If he hits 2 home runs per game, and plays 60 games, he will hit 120 home runs. Pretty easy math, right? To pass Barry Bonds, he will have to hit 73 home runs, or 1.21 home runs per game. Some analytic nerds might say "Nooooo you can't just hit over a home run per game" but they are empirically wrong. Here is why:

Here is a video of Nolan Arenado hitting a home run against the Giants last year. According to ZiPS projections, Arenado will have around 4.26 plate appearances per game. If Nolan hits a home run every single time he is up to bat, he will hit 4.26 home runs per game. 4.26 is a lot greater than 1.21, as it would end up being around 256 home runs in the season.

Of course I am joking. This is very misleading. Obviously Nolan isn't going to hit 256 home runs. After all, ZiPS only projects him to play 56 of his team's 60 games. In a world where he played only 56 games, he would slug just 238 home runs. That is still 4.26 home runs per game, but just 238 home runs over the season. Fortunately, Barry Bonds only hit 73. Nolan has some room for error, but he now needs to hit over 1.3 home runs per game to keep up. We also need to add some more adjustments. 

Here is a video of Nolan hitting a double off of former Dodger and now Blue Jay Hyun-Jin Ryu. Unfortunately, this will sometimes occur. Nolan got a bit on top of this one, a rare mistake, and it ended up just being a double. Over a long season, Nolan might get a little tired. Because of this, I will pencil him in at 20% of his at bats ending up as doubles off the wall. I know this might undersell Nolan's skill a bit, but I am trying to be as unbiased as possible. As a result of this adjustment, Nolan is now only projected to hit 3.4 home runs per game. 

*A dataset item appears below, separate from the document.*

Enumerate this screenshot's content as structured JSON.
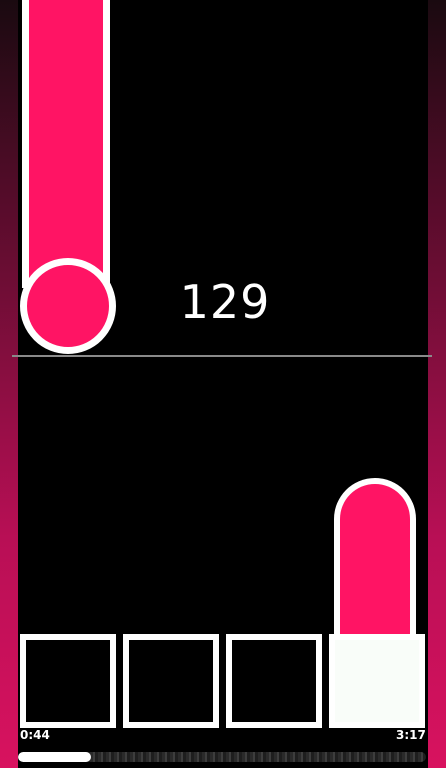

What about robbed home runs? I doubt that Nolan would hit a fly ball weak enough to be robbed, but it might happen. After adjusting for robbed home runs, Nolan is now projected for just 3.35 home runs per game, but that is still quite a lot. Even for a guy like Arenado, slugging 188 home runs in a season would take a lot of effort and energy. Nolan is a very motivated guy, but he isn't perfect. Here's how to fix that: A common practice in the analytical community in reaction to a potential outlier is to simply just divide the potential outlier by 2. It doesn't really matter what the context is, but always just divide by 2. This is very important. When we divide by two, we get around 1.68 home runs per game. This is closer to our number of 1.3 and it is a very reasonable projected outcome. Over a 56 game stretch, 1.68 home runs per game will amount to 94 home runs, 21 more than what Barry Bonds hit in 2001. That is the final projection, there are no other adjustments to be made, so you should expect around 94 home runs from Nolan Arenado this season.